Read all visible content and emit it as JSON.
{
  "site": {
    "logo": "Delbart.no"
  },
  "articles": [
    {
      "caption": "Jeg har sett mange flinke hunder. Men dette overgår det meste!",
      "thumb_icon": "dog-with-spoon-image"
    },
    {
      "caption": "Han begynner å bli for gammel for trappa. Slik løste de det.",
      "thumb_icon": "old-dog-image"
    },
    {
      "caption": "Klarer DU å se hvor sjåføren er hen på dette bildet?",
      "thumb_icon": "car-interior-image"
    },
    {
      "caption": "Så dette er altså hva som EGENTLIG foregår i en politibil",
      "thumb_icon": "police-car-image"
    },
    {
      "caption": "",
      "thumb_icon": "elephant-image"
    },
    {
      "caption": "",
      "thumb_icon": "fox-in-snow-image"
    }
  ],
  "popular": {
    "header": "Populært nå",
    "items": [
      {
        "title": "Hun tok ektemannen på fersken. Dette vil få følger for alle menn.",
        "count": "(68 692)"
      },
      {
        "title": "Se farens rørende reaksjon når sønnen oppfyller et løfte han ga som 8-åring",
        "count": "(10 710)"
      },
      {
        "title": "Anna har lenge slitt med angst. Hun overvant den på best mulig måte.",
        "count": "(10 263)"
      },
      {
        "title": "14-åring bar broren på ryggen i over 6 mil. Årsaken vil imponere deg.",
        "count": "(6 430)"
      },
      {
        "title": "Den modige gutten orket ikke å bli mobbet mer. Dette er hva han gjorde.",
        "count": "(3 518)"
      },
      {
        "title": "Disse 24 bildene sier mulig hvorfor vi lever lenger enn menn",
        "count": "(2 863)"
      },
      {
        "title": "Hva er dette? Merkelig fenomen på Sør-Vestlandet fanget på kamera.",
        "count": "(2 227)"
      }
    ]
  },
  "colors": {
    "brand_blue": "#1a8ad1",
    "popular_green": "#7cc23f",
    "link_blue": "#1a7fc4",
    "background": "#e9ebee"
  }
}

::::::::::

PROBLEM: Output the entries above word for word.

WRITTEN ANSWER:
Read all visible content and emit it as JSON.
{
  "site": {
    "logo": "Delbart.no"
  },
  "articles": [
    {
      "caption": "Jeg har sett mange flinke hunder. Men dette overgår det meste!",
      "thumb_icon": "dog-with-spoon-image"
    },
    {
      "caption": "Han begynner å bli for gammel for trappa. Slik løste de det.",
      "thumb_icon": "old-dog-image"
    },
    {
      "caption": "Klarer DU å se hvor sjåføren er hen på dette bildet?",
      "thumb_icon": "car-interior-image"
    },
    {
      "caption": "Så dette er altså hva som EGENTLIG foregår i en politibil",
      "thumb_icon": "police-car-image"
    },
    {
      "caption": "",
      "thumb_icon": "elephant-image"
    },
    {
      "caption": "",
      "thumb_icon": "fox-in-snow-image"
    }
  ],
  "popular": {
    "header": "Populært nå",
    "items": [
      {
        "title": "Hun tok ektemannen på fersken. Dette vil få følger for alle menn.",
        "count": "(68 692)"
      },
      {
        "title": "Se farens rørende reaksjon når sønnen oppfyller et løfte han ga som 8-åring",
        "count": "(10 710)"
      },
      {
        "title": "Anna har lenge slitt med angst. Hun overvant den på best mulig måte.",
        "count": "(10 263)"
      },
      {
        "title": "14-åring bar broren på ryggen i over 6 mil. Årsaken vil imponere deg.",
        "count": "(6 430)"
      },
      {
        "title": "Den modige gutten orket ikke å bli mobbet mer. Dette er hva han gjorde.",
        "count": "(3 518)"
      },
      {
        "title": "Disse 24 bildene sier mulig hvorfor vi lever lenger enn menn",
        "count": "(2 863)"
      },
      {
        "title": "Hva er dette? Merkelig fenomen på Sør-Vestlandet fanget på kamera.",
        "count": "(2 227)"
      }
    ]
  },
  "colors": {
    "brand_blue": "#1a8ad1",
    "popular_green": "#7cc23f",
    "link_blue": "#1a7fc4",
    "background": "#e9ebee"
  }
}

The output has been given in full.